YOUR INSTRUCTIONS: Set down, in full, every record in the block.

Website and app data records:

______________________________

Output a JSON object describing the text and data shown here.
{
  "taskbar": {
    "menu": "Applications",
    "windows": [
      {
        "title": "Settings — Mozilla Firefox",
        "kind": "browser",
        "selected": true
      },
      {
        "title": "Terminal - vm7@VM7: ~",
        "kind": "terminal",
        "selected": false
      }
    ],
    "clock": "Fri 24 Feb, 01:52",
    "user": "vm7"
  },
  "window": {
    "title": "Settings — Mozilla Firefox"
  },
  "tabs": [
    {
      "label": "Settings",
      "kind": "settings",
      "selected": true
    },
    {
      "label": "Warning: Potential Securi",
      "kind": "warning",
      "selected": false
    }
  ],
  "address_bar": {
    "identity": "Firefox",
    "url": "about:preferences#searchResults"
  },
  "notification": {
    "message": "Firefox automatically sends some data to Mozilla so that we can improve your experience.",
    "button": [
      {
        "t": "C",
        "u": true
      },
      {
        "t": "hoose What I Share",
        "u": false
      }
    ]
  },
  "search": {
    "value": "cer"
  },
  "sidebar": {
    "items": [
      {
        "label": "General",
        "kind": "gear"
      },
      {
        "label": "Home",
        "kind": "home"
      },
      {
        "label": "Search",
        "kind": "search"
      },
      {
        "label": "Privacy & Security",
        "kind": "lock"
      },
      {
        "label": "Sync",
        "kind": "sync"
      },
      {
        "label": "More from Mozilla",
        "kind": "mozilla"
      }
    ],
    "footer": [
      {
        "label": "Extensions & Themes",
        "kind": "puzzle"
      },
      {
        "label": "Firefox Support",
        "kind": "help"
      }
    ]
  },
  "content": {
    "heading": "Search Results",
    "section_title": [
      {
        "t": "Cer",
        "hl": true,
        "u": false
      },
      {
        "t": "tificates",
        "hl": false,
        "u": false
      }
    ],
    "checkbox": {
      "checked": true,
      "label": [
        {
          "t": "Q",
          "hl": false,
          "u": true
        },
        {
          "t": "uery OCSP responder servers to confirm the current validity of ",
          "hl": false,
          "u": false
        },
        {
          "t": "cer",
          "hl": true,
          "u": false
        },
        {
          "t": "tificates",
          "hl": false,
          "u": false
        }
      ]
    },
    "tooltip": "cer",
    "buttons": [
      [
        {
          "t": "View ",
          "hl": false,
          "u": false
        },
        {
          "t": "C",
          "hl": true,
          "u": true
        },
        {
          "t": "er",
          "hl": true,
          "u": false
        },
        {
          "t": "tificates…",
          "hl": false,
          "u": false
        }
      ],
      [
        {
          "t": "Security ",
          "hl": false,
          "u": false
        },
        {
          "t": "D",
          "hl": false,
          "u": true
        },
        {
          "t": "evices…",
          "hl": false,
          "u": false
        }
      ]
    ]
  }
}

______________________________

ANSWER SPACE:
Output a JSON object describing the text and data shown here.
{
  "taskbar": {
    "menu": "Applications",
    "windows": [
      {
        "title": "Settings — Mozilla Firefox",
        "kind": "browser",
        "selected": true
      },
      {
        "title": "Terminal - vm7@VM7: ~",
        "kind": "terminal",
        "selected": false
      }
    ],
    "clock": "Fri 24 Feb, 01:52",
    "user": "vm7"
  },
  "window": {
    "title": "Settings — Mozilla Firefox"
  },
  "tabs": [
    {
      "label": "Settings",
      "kind": "settings",
      "selected": true
    },
    {
      "label": "Warning: Potential Securi",
      "kind": "warning",
      "selected": false
    }
  ],
  "address_bar": {
    "identity": "Firefox",
    "url": "about:preferences#searchResults"
  },
  "notification": {
    "message": "Firefox automatically sends some data to Mozilla so that we can improve your experience.",
    "button": [
      {
        "t": "C",
        "u": true
      },
      {
        "t": "hoose What I Share",
        "u": false
      }
    ]
  },
  "search": {
    "value": "cer"
  },
  "sidebar": {
    "items": [
      {
        "label": "General",
        "kind": "gear"
      },
      {
        "label": "Home",
        "kind": "home"
      },
      {
        "label": "Search",
        "kind": "search"
      },
      {
        "label": "Privacy & Security",
        "kind": "lock"
      },
      {
        "label": "Sync",
        "kind": "sync"
      },
      {
        "label": "More from Mozilla",
        "kind": "mozilla"
      }
    ],
    "footer": [
      {
        "label": "Extensions & Themes",
        "kind": "puzzle"
      },
      {
        "label": "Firefox Support",
        "kind": "help"
      }
    ]
  },
  "content": {
    "heading": "Search Results",
    "section_title": [
      {
        "t": "Cer",
        "hl": true,
        "u": false
      },
      {
        "t": "tificates",
        "hl": false,
        "u": false
      }
    ],
    "checkbox": {
      "checked": true,
      "label": [
        {
          "t": "Q",
          "hl": false,
          "u": true
        },
        {
          "t": "uery OCSP responder servers to confirm the current validity of ",
          "hl": false,
          "u": false
        },
        {
          "t": "cer",
          "hl": true,
          "u": false
        },
        {
          "t": "tificates",
          "hl": false,
          "u": false
        }
      ]
    },
    "tooltip": "cer",
    "buttons": [
      [
        {
          "t": "View ",
          "hl": false,
          "u": false
        },
        {
          "t": "C",
          "hl": true,
          "u": true
        },
        {
          "t": "er",
          "hl": true,
          "u": false
        },
        {
          "t": "tificates…",
          "hl": false,
          "u": false
        }
      ],
      [
        {
          "t": "Security ",
          "hl": false,
          "u": false
        },
        {
          "t": "D",
          "hl": false,
          "u": true
        },
        {
          "t": "evices…",
          "hl": false,
          "u": false
        }
      ]
    ]
  }
}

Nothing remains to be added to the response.